What the task requires —
Only the pictures should be left out; repeat the rest of the data exactly.

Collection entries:
————

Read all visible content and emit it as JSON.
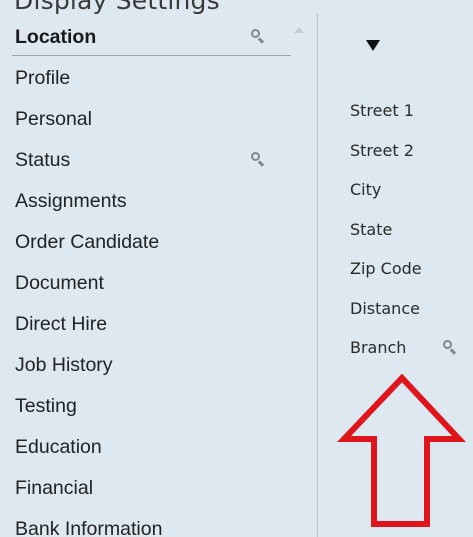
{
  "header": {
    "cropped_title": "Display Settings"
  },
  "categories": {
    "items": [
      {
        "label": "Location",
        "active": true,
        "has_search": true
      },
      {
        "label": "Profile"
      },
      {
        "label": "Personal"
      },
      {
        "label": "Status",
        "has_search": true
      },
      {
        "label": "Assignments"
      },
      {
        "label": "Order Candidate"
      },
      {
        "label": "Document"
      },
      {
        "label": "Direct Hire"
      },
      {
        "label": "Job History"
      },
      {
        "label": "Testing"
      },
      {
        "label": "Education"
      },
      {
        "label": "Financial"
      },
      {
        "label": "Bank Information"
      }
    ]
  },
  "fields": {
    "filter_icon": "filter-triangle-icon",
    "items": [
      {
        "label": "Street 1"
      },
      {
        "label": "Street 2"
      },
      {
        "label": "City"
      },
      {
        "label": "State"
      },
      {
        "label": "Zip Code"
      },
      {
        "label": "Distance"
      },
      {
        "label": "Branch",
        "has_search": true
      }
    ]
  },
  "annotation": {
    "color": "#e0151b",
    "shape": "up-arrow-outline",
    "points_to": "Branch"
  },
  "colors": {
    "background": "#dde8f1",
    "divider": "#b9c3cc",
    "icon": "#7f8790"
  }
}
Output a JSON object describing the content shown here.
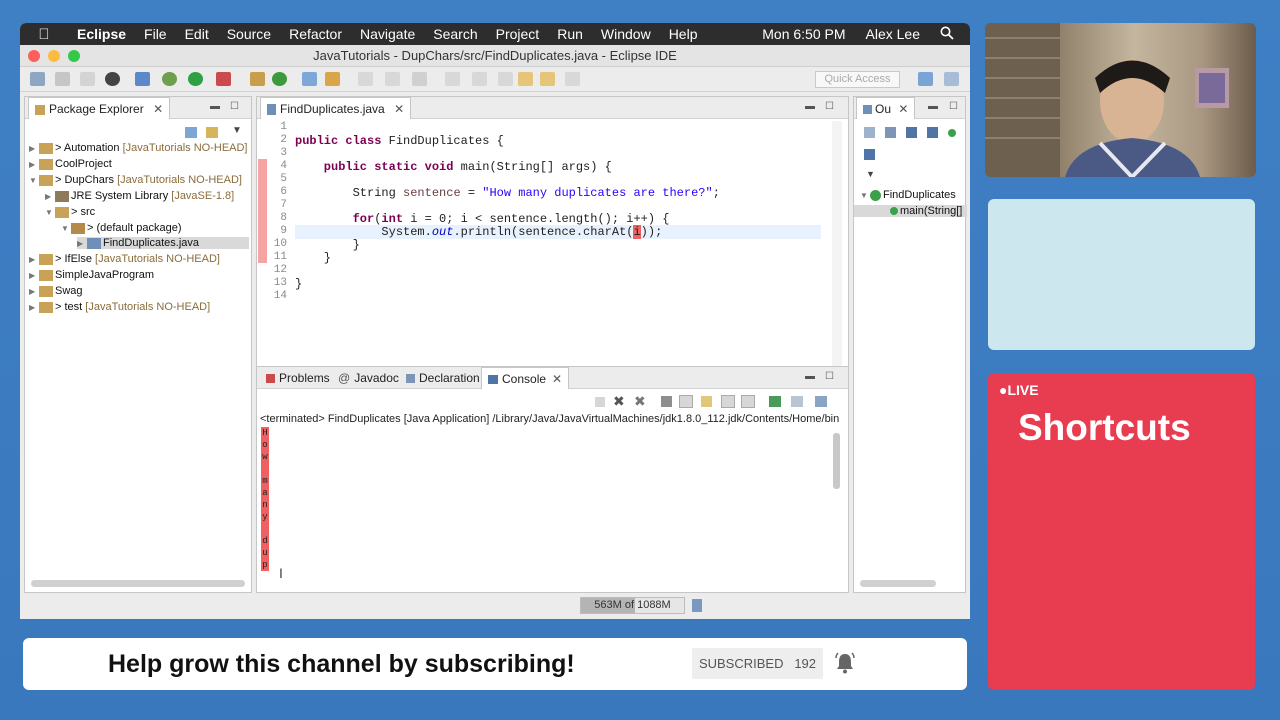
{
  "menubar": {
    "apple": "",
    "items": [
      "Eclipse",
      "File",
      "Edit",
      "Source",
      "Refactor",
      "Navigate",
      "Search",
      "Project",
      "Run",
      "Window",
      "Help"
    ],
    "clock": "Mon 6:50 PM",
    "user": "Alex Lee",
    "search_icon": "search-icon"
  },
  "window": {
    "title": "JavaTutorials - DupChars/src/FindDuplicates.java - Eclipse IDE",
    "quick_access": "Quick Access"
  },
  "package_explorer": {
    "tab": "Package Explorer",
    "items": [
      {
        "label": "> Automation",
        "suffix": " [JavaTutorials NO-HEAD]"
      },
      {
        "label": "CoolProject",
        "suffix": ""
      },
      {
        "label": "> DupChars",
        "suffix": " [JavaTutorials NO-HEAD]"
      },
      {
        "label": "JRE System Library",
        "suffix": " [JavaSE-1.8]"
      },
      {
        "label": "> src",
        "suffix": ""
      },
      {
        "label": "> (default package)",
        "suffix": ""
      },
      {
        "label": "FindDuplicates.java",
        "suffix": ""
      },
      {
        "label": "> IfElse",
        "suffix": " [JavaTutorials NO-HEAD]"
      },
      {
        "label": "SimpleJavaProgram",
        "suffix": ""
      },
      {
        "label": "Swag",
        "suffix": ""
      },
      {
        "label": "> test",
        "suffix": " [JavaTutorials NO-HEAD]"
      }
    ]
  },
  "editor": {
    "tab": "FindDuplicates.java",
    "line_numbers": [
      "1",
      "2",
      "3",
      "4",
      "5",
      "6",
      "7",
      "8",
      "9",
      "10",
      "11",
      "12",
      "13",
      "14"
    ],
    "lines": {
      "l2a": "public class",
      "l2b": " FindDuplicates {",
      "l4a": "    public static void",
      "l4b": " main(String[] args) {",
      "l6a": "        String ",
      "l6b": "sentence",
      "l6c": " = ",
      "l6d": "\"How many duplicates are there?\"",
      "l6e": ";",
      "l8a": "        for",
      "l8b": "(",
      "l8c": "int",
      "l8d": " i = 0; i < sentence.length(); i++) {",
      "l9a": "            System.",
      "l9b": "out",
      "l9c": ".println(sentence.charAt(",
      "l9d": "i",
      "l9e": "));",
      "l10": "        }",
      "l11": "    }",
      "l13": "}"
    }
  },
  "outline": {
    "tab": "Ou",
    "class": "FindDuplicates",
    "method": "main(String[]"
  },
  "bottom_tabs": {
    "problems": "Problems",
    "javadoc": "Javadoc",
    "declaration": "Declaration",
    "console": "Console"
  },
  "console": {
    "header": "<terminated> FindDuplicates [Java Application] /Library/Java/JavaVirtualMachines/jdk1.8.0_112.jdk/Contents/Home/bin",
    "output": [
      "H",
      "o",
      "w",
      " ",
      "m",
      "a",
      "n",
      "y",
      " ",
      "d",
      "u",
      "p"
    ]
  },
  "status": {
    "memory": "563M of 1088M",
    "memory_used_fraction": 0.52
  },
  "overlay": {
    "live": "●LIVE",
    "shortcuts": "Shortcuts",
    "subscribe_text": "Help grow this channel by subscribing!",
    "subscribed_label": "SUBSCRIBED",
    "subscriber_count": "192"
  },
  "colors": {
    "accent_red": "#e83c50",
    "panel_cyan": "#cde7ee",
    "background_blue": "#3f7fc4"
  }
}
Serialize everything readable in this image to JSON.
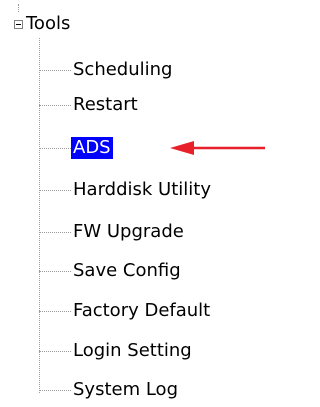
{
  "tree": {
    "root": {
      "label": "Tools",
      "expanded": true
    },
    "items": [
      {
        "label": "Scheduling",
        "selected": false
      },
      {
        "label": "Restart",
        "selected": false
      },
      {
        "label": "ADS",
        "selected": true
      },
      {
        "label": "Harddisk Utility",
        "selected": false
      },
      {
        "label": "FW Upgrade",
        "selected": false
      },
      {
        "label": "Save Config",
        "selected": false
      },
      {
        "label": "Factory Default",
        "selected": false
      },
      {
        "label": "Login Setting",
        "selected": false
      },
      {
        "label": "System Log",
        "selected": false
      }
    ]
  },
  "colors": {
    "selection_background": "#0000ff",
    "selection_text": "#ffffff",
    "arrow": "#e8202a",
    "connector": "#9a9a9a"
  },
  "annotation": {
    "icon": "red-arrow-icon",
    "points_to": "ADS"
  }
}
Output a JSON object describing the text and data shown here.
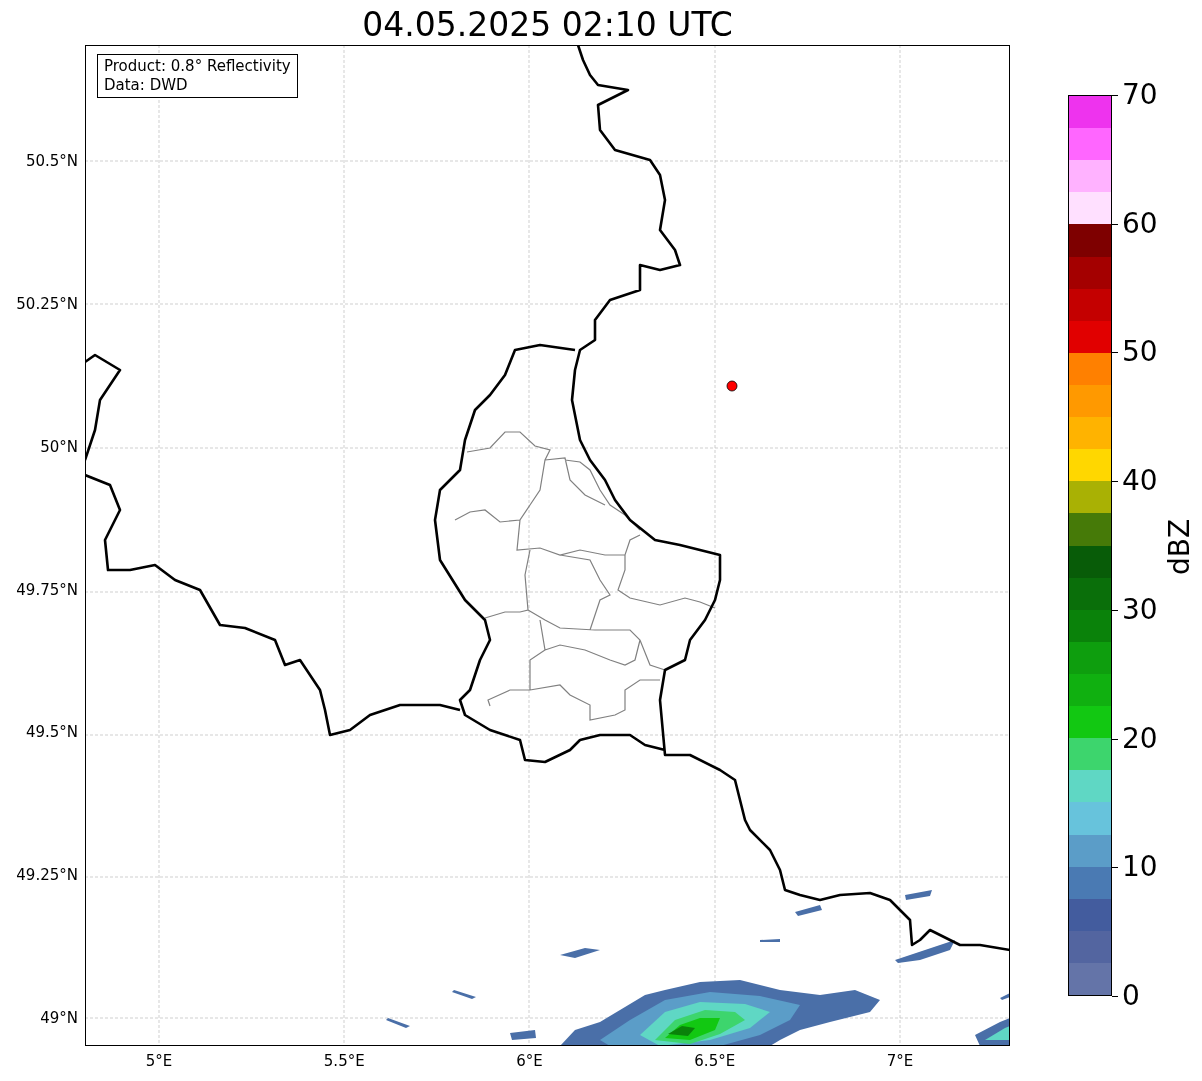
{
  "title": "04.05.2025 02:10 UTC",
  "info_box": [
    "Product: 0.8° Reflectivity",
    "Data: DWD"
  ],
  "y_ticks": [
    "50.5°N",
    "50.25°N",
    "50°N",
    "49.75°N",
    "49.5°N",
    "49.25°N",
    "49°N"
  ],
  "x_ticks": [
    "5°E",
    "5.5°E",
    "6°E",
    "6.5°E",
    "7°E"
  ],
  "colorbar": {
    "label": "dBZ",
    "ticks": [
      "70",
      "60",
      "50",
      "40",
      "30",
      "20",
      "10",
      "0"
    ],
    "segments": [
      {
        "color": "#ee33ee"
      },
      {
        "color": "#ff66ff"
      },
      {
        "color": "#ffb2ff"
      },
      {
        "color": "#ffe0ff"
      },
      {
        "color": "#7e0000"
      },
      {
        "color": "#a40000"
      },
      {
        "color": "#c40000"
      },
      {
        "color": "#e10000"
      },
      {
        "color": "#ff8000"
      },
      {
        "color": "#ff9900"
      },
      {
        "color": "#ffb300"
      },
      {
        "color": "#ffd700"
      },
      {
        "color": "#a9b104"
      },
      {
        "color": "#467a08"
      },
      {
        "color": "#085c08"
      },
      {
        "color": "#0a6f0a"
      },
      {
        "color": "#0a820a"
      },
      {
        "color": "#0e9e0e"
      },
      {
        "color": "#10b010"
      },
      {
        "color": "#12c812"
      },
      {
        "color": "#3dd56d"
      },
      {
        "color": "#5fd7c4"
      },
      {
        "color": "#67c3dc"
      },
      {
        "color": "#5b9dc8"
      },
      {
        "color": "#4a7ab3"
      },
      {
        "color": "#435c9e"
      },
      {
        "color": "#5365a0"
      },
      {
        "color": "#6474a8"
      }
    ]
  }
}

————

Answer space —
Read all visible content and emit it as JSON.
{
  "header": {
    "cropped_title": "Display Settings"
  },
  "categories": {
    "items": [
      {
        "label": "Location",
        "active": true,
        "has_search": true
      },
      {
        "label": "Profile"
      },
      {
        "label": "Personal"
      },
      {
        "label": "Status",
        "has_search": true
      },
      {
        "label": "Assignments"
      },
      {
        "label": "Order Candidate"
      },
      {
        "label": "Document"
      },
      {
        "label": "Direct Hire"
      },
      {
        "label": "Job History"
      },
      {
        "label": "Testing"
      },
      {
        "label": "Education"
      },
      {
        "label": "Financial"
      },
      {
        "label": "Bank Information"
      }
    ]
  },
  "fields": {
    "filter_icon": "filter-triangle-icon",
    "items": [
      {
        "label": "Street 1"
      },
      {
        "label": "Street 2"
      },
      {
        "label": "City"
      },
      {
        "label": "State"
      },
      {
        "label": "Zip Code"
      },
      {
        "label": "Distance"
      },
      {
        "label": "Branch",
        "has_search": true
      }
    ]
  },
  "annotation": {
    "color": "#e0151b",
    "shape": "up-arrow-outline",
    "points_to": "Branch"
  },
  "colors": {
    "background": "#dde8f1",
    "divider": "#b9c3cc",
    "icon": "#7f8790"
  }
}
Output a JSON object describing the content shown here.
{
  "menubar": {
    "apple": "",
    "items": [
      "Eclipse",
      "File",
      "Edit",
      "Source",
      "Refactor",
      "Navigate",
      "Search",
      "Project",
      "Run",
      "Window",
      "Help"
    ],
    "clock": "Mon 6:50 PM",
    "user": "Alex Lee",
    "search_icon": "search-icon"
  },
  "window": {
    "title": "JavaTutorials - DupChars/src/FindDuplicates.java - Eclipse IDE",
    "quick_access": "Quick Access"
  },
  "package_explorer": {
    "tab": "Package Explorer",
    "items": [
      {
        "label": "> Automation",
        "suffix": " [JavaTutorials NO-HEAD]"
      },
      {
        "label": "CoolProject",
        "suffix": ""
      },
      {
        "label": "> DupChars",
        "suffix": " [JavaTutorials NO-HEAD]"
      },
      {
        "label": "JRE System Library",
        "suffix": " [JavaSE-1.8]"
      },
      {
        "label": "> src",
        "suffix": ""
      },
      {
        "label": "> (default package)",
        "suffix": ""
      },
      {
        "label": "FindDuplicates.java",
        "suffix": ""
      },
      {
        "label": "> IfElse",
        "suffix": " [JavaTutorials NO-HEAD]"
      },
      {
        "label": "SimpleJavaProgram",
        "suffix": ""
      },
      {
        "label": "Swag",
        "suffix": ""
      },
      {
        "label": "> test",
        "suffix": " [JavaTutorials NO-HEAD]"
      }
    ]
  },
  "editor": {
    "tab": "FindDuplicates.java",
    "line_numbers": [
      "1",
      "2",
      "3",
      "4",
      "5",
      "6",
      "7",
      "8",
      "9",
      "10",
      "11",
      "12",
      "13",
      "14"
    ],
    "lines": {
      "l2a": "public class",
      "l2b": " FindDuplicates {",
      "l4a": "    public static void",
      "l4b": " main(String[] args) {",
      "l6a": "        String ",
      "l6b": "sentence",
      "l6c": " = ",
      "l6d": "\"How many duplicates are there?\"",
      "l6e": ";",
      "l8a": "        for",
      "l8b": "(",
      "l8c": "int",
      "l8d": " i = 0; i < sentence.length(); i++) {",
      "l9a": "            System.",
      "l9b": "out",
      "l9c": ".println(sentence.charAt(",
      "l9d": "i",
      "l9e": "));",
      "l10": "        }",
      "l11": "    }",
      "l13": "}"
    }
  },
  "outline": {
    "tab": "Ou",
    "class": "FindDuplicates",
    "method": "main(String[]"
  },
  "bottom_tabs": {
    "problems": "Problems",
    "javadoc": "Javadoc",
    "declaration": "Declaration",
    "console": "Console"
  },
  "console": {
    "header": "<terminated> FindDuplicates [Java Application] /Library/Java/JavaVirtualMachines/jdk1.8.0_112.jdk/Contents/Home/bin",
    "output": [
      "H",
      "o",
      "w",
      " ",
      "m",
      "a",
      "n",
      "y",
      " ",
      "d",
      "u",
      "p"
    ]
  },
  "status": {
    "memory": "563M of 1088M",
    "memory_used_fraction": 0.52
  },
  "overlay": {
    "live": "●LIVE",
    "shortcuts": "Shortcuts",
    "subscribe_text": "Help grow this channel by subscribing!",
    "subscribed_label": "SUBSCRIBED",
    "subscriber_count": "192"
  },
  "colors": {
    "accent_red": "#e83c50",
    "panel_cyan": "#cde7ee",
    "background_blue": "#3f7fc4"
  }
}
Serialize everything readable in this image to JSON.
{
  "tree": {
    "root": {
      "label": "Tools",
      "expanded": true
    },
    "items": [
      {
        "label": "Scheduling",
        "selected": false
      },
      {
        "label": "Restart",
        "selected": false
      },
      {
        "label": "ADS",
        "selected": true
      },
      {
        "label": "Harddisk Utility",
        "selected": false
      },
      {
        "label": "FW Upgrade",
        "selected": false
      },
      {
        "label": "Save Config",
        "selected": false
      },
      {
        "label": "Factory Default",
        "selected": false
      },
      {
        "label": "Login Setting",
        "selected": false
      },
      {
        "label": "System Log",
        "selected": false
      }
    ]
  },
  "colors": {
    "selection_background": "#0000ff",
    "selection_text": "#ffffff",
    "arrow": "#e8202a",
    "connector": "#9a9a9a"
  },
  "annotation": {
    "icon": "red-arrow-icon",
    "points_to": "ADS"
  }
}
Output a JSON object describing the text and data shown here.
{
  "title": "04.05.2025 02:10 UTC",
  "info_box": [
    "Product: 0.8° Reflectivity",
    "Data: DWD"
  ],
  "y_ticks": [
    "50.5°N",
    "50.25°N",
    "50°N",
    "49.75°N",
    "49.5°N",
    "49.25°N",
    "49°N"
  ],
  "x_ticks": [
    "5°E",
    "5.5°E",
    "6°E",
    "6.5°E",
    "7°E"
  ],
  "colorbar": {
    "label": "dBZ",
    "ticks": [
      "70",
      "60",
      "50",
      "40",
      "30",
      "20",
      "10",
      "0"
    ],
    "segments": [
      {
        "color": "#ee33ee"
      },
      {
        "color": "#ff66ff"
      },
      {
        "color": "#ffb2ff"
      },
      {
        "color": "#ffe0ff"
      },
      {
        "color": "#7e0000"
      },
      {
        "color": "#a40000"
      },
      {
        "color": "#c40000"
      },
      {
        "color": "#e10000"
      },
      {
        "color": "#ff8000"
      },
      {
        "color": "#ff9900"
      },
      {
        "color": "#ffb300"
      },
      {
        "color": "#ffd700"
      },
      {
        "color": "#a9b104"
      },
      {
        "color": "#467a08"
      },
      {
        "color": "#085c08"
      },
      {
        "color": "#0a6f0a"
      },
      {
        "color": "#0a820a"
      },
      {
        "color": "#0e9e0e"
      },
      {
        "color": "#10b010"
      },
      {
        "color": "#12c812"
      },
      {
        "color": "#3dd56d"
      },
      {
        "color": "#5fd7c4"
      },
      {
        "color": "#67c3dc"
      },
      {
        "color": "#5b9dc8"
      },
      {
        "color": "#4a7ab3"
      },
      {
        "color": "#435c9e"
      },
      {
        "color": "#5365a0"
      },
      {
        "color": "#6474a8"
      }
    ]
  }
}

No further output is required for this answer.